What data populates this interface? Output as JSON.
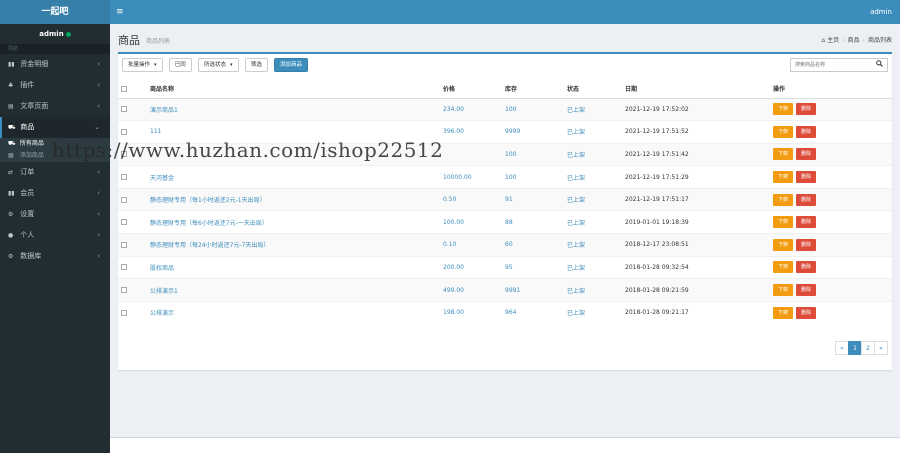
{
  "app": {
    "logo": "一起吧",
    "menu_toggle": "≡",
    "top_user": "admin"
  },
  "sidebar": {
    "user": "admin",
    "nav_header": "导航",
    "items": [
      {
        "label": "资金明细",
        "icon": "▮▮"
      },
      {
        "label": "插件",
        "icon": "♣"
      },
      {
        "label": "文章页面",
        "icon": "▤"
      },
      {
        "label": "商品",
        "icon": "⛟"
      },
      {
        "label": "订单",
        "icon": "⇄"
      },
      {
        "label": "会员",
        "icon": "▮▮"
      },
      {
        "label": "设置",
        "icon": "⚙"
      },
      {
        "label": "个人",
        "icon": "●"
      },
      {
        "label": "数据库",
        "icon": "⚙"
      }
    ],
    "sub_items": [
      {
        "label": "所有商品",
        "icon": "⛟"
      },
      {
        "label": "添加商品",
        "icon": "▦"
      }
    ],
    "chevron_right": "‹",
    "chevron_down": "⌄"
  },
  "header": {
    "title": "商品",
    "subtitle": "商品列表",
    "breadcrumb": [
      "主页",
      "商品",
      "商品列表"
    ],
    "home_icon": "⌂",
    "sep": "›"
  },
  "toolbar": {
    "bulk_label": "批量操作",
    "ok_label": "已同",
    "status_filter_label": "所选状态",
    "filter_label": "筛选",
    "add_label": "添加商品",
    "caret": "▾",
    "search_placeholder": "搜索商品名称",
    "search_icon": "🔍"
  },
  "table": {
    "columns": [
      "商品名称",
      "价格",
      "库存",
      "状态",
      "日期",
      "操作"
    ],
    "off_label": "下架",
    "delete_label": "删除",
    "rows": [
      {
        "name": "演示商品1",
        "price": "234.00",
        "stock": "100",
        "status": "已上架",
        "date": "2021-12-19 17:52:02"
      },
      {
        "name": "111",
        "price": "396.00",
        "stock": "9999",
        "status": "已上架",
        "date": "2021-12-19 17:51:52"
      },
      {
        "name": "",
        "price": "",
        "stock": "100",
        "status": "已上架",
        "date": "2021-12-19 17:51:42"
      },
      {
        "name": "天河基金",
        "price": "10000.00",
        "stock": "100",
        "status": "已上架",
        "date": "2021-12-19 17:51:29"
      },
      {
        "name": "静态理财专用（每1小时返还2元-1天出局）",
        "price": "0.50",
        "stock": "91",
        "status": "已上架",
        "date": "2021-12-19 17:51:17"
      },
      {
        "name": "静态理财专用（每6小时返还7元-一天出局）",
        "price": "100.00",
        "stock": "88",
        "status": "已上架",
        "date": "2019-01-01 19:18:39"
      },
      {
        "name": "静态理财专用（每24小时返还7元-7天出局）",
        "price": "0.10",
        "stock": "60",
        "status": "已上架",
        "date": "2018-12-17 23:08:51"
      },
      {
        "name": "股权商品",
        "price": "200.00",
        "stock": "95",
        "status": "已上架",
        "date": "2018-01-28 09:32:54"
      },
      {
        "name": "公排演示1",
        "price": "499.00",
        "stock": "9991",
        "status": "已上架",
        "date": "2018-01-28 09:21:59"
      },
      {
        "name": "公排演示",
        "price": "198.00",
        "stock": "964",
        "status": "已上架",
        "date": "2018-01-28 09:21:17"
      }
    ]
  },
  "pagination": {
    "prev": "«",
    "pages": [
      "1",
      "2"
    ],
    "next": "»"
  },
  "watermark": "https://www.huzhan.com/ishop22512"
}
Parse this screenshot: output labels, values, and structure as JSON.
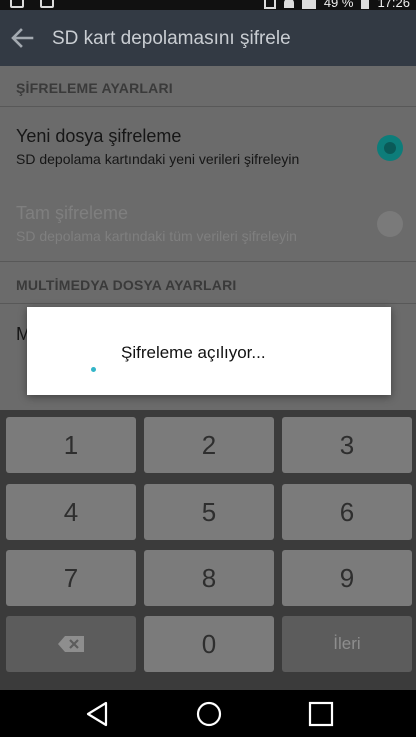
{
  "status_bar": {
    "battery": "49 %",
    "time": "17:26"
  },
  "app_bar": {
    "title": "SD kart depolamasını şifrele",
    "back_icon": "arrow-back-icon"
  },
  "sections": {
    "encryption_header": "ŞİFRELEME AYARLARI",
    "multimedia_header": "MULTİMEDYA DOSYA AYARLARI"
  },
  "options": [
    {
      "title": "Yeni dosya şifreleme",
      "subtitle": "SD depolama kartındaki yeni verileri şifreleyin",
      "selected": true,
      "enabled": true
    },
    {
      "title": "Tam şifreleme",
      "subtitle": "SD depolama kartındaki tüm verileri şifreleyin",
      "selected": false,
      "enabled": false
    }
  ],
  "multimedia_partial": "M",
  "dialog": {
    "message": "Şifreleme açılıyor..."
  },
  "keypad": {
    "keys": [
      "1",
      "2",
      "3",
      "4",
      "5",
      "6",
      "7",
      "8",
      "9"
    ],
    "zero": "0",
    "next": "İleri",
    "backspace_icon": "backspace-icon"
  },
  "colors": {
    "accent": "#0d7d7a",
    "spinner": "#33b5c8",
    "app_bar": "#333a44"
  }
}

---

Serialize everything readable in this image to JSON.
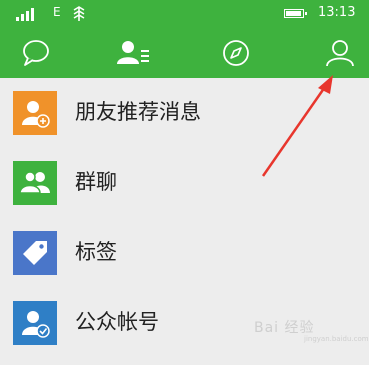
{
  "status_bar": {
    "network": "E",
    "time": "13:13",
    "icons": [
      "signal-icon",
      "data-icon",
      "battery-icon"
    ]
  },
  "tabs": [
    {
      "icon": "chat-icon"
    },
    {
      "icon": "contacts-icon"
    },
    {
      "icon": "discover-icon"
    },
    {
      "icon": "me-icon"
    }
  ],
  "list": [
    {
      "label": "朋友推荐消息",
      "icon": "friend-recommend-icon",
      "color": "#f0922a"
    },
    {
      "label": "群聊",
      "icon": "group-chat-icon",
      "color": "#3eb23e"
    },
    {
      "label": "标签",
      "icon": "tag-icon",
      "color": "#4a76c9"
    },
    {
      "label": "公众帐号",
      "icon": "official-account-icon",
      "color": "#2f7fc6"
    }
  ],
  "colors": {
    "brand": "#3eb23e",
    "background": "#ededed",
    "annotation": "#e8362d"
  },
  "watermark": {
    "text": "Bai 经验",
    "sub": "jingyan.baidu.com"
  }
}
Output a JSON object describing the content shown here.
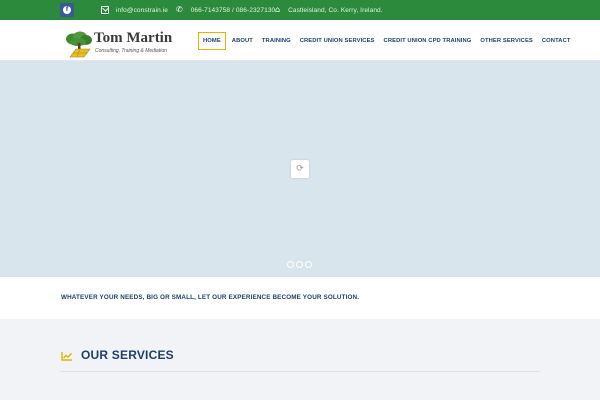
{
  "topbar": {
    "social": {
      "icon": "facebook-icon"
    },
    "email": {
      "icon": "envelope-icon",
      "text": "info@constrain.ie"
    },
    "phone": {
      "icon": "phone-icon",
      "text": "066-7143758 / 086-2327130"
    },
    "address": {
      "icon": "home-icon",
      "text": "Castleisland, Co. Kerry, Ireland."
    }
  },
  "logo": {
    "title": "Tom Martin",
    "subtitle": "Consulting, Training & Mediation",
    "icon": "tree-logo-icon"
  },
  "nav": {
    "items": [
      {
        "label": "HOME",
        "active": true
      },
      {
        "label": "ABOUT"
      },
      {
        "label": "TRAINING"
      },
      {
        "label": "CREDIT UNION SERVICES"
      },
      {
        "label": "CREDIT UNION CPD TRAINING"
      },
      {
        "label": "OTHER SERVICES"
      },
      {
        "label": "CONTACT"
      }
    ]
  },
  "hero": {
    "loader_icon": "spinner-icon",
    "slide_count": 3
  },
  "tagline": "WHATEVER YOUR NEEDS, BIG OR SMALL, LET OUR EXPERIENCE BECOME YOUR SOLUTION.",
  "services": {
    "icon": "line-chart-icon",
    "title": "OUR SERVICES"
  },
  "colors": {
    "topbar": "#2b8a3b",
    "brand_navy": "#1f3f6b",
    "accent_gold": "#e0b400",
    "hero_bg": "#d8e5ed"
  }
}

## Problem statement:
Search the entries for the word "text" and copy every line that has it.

## Result for this exercise:
    "text": "Bai 经验",
      "text": "info@constrain.ie"
      "text": "066-7143758 / 086-2327130"
      "text": "Castleisland, Co. Kerry, Ireland."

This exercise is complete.